But, much better in my inheritance is a magnificent collection of her pots, collected by my mother Barbara, that commenced as Lucie returned to the wheel in about 1946. In my last conversation with Barbara , before she died, we talked about what I was going to do with all those pots. A cabinet would be made. But what sort of cabinet? We settled on something derived from the Arts and Crafts movement to go with the Morris wallpaper. Later on, I ran in to Danny, ‘cellist with the Fitzwilliam String Quartet, and he said that he thought that I should talk to his Dad, an architect turned cabinet maker. Even before we met Derek Yeadon I was certain that we were on the right lines. We asked him to plan the room, strip the wallpaper, install modern lighting. And yes, he designed and constructed two magnificent cabinets informed by the ethic of Le Modulor. I am sure that both Barbara and Lucie would approve.
Lucie Rie’s schedule was disciplined, the morning was for work, the afternoon could accommodate visitors. Courteous to her friends and admirers, Lucie received and dismissed them within the time she had allocated for their pleasure and her own. Her hospitality was simple and elegant, but also formal and touched with majesty. On people she was fierce; either flattering or annihilating; for example, she venerated Sigmund Freud and excoriated his grandson, Lucian. Such verdicts did not allow contradiction, but as her manner was gentle and her tone unvarying, her praise and condemnation were delivered with equal weight. As she could sum up a pot with a glance, so she was perceptive about people. Comments she made that seemed questionable at that moment turned out to be prescient; alert and keen-eyed, her judgements were delivered in stringent phrases. Her preference was to be with individuals rather than crowds, so time spent with her was of its essence intimate. However, she tended to disguise her feelings and to reject the emotion of others, though her own experience seeped out as she spoke of her early decades and those who had peopled her life but were by then dead. Julius von Schlosser, like Lucie, a refugee from Vienna, wrote: “There is no such thing as art, there are only artists”. Lucie’s greatness as an artist is in her work, her ambiguity curious and beyond resolution. It was that unresolved aspect of her being that made her a rare and precious friend.
Harley Carpenter and Geof Walker
I no longer remember if it was the last time we visited, but remember it as the last time we saw the real Lucie.
Lucie was not only a wonderful potter, but a great support to me as a friend and later in my gallery. I got to know her shortly after I first came to England in 1948 and when I was at Fischer Fine Art, I began exhibiting her work.

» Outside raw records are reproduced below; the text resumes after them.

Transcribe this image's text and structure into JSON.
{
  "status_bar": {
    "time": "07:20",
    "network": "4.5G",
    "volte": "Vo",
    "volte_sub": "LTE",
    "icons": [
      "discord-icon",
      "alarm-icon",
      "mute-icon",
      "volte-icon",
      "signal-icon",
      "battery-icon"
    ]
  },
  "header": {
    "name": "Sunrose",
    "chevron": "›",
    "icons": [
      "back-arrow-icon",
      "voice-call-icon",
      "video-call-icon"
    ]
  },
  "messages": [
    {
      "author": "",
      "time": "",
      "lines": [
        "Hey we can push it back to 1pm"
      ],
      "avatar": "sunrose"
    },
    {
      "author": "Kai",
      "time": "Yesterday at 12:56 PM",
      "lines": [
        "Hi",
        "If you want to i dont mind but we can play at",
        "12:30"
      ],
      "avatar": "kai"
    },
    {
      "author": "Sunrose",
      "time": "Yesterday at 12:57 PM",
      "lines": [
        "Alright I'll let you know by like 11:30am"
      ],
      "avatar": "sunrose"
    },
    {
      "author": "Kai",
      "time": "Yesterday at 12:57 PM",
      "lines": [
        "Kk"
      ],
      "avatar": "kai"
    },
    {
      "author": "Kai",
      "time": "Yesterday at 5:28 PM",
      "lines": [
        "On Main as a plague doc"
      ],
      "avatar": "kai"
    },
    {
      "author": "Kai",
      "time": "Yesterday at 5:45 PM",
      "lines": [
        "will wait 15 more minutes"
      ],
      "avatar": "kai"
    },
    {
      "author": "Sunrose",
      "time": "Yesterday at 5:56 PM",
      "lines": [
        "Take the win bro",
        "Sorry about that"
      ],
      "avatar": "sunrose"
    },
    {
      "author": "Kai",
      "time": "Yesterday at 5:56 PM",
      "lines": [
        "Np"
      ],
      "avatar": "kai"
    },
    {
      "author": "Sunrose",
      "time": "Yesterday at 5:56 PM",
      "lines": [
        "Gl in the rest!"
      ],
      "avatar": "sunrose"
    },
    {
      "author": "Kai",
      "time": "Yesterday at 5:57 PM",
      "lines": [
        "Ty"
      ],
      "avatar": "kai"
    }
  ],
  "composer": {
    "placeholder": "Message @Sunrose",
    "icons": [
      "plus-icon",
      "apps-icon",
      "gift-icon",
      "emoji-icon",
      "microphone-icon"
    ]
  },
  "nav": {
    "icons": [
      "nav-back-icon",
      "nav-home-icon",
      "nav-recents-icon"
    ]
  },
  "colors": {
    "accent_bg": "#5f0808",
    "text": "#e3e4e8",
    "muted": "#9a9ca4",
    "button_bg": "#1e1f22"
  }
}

When I suggested a show – after her V & A retrospective – and said that an artist of her standing should now be shown in a proper art gallery, she responded “Do you really think I am an artist? I am just a potter”. Lucie was always modest, while still knowing her worth.
I miss her enormously, but six years on her work continues to provide a benchmark by which I judge the work of others. Lucie’s pots remain a vivid presence in my life and I look back on her friendship with gratitude and love.
Compiled and edited by David Whiting, January 2002. Anita Besson and the editor are most grateful to the contributors for sharing their memories of Lucie.
(c) Galerie Besson, 2002